deviation, which is commonly called its standard
error.
• The Method of Moments
• The Methods of Maximum Likelihood

55
The Method of Moments
• The kth moment of a probability law is defined
as ?k E(Xk)
• Here X is a random variable following that
probability law (of course, this is defined only
if the expectation exists).
• ?k is a function of ? when the Xi have the
distribution ??x???.
• If X1,X2,, , Xn, are i.i.d. random variables
from that distribution, the kth sample moment is
define as n-1Si(Xi)k.
• According to the central limit theorem, the
sample moment n-1Si(Xi)k converges to the
population moments ?k in probability.
• If the functions relating to the sample moments
are continuous, the estimates will converge to
the parameters as the sample moment converge to
the population moments. ?.
• The method of moments estimates parameters by
finding expressions form them in terms of the
lowest possible order moments and then
substituting sample moments in E(Xk) to
expressions.???

56
The Method of Maximum Likelihood
• It can be applied to a great variety of other
statistical problems, such as regression, for
example.
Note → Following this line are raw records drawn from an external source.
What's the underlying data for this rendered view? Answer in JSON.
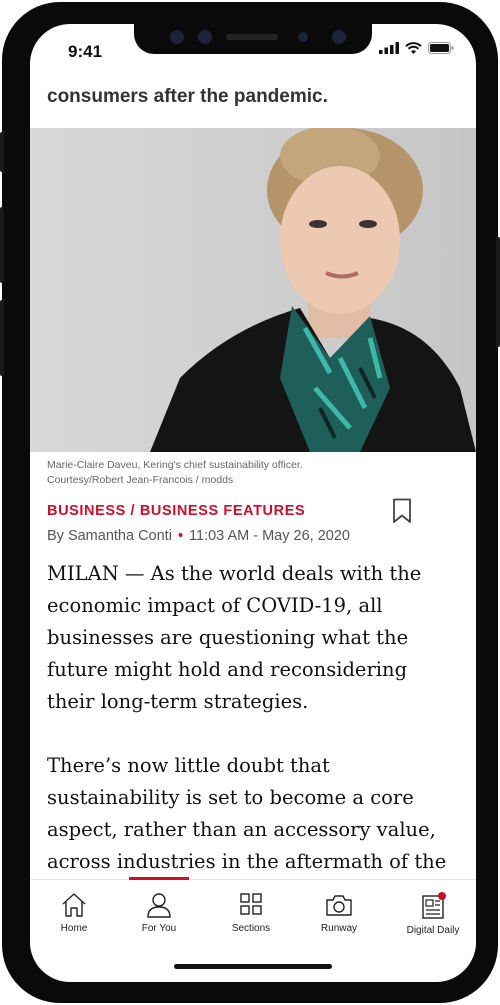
{
  "status_bar": {
    "time": "9:41"
  },
  "article": {
    "lead_fragment": "consumers after the pandemic.",
    "photo_caption_line1": "Marie-Claire Daveu, Kering's chief sustainability officer.",
    "photo_caption_line2": "Courtesy/Robert Jean-Francois / modds",
    "category": "BUSINESS / BUSINESS FEATURES",
    "author": "By Samantha Conti",
    "timestamp": "11:03 AM - May 26, 2020",
    "paragraph1": "MILAN — As the world deals with the economic impact of COVID-19, all businesses are questioning what the future might hold and reconsidering their long-term strategies.",
    "paragraph2": "There’s now little doubt that sustainability is set to become a core aspect, rather than an accessory value, across industries in the aftermath of the health crisis, which has"
  },
  "tabbar": {
    "tabs": [
      {
        "label": "Home",
        "icon": "home-icon"
      },
      {
        "label": "For You",
        "icon": "person-icon"
      },
      {
        "label": "Sections",
        "icon": "grid-icon"
      },
      {
        "label": "Runway",
        "icon": "camera-icon"
      },
      {
        "label": "Digital Daily",
        "icon": "newspaper-icon"
      }
    ],
    "active_index": 1
  },
  "colors": {
    "accent": "#c8102e",
    "text": "#111111",
    "muted": "#666666"
  }
}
This general utility is one of the major
reasons of the importance of likelihood methods
in statistics.
• The maximum likelihood estimate (mle) of ? is
that value of ? the maximizes the likelihood?that
is, makes the observed data most probable or
most likely.
• Rather than maximizing the likelihood itself, it
is usually easier to maximize its natural
logarithm (which is equivalent since the
logarithm is a monotonic function).
• For an i.i.d. sample, the log likelihood is
• The large sample distribution of a maximum
likelihood estimate is approximately normal with
mean ?0 and variance 1?nI(?0).
• This is merely a limiting result, which holds as
the sample size tends to infinity, we say that
the mle is asymptotically unbiased and refer to
the variance of the limiting normal distribution
as the asymptotic variance of the mle.

57
QQplot
• x lt- qgamma(seq(.001, .999, len 100), 1.5)
compute a vector of quantiles
• plot(x, dgamma(x, 1.5), type "l") density
plot for shape 1.5
• QQplots are used to assess
• whether data have a particular distribution, or
• whether two datasets have the same distribution.
• If the distributions are the same, then the
QQplot will be approximately a straight line.
• The extreme points have more variability than
points toward the center.
• A plot with a "U" shape means that one
distribution is skewed relative to the other.
• An "S" shape implies that one distribution has
longer tails than the other.
• In the default configuration a plot from qqnorm
that is bent down on the left and bent up on the
right means that the data have longer tails than
the Gaussian.
• plot(qlnorm(ppoints(y)), sort(y)) log normal
qqplot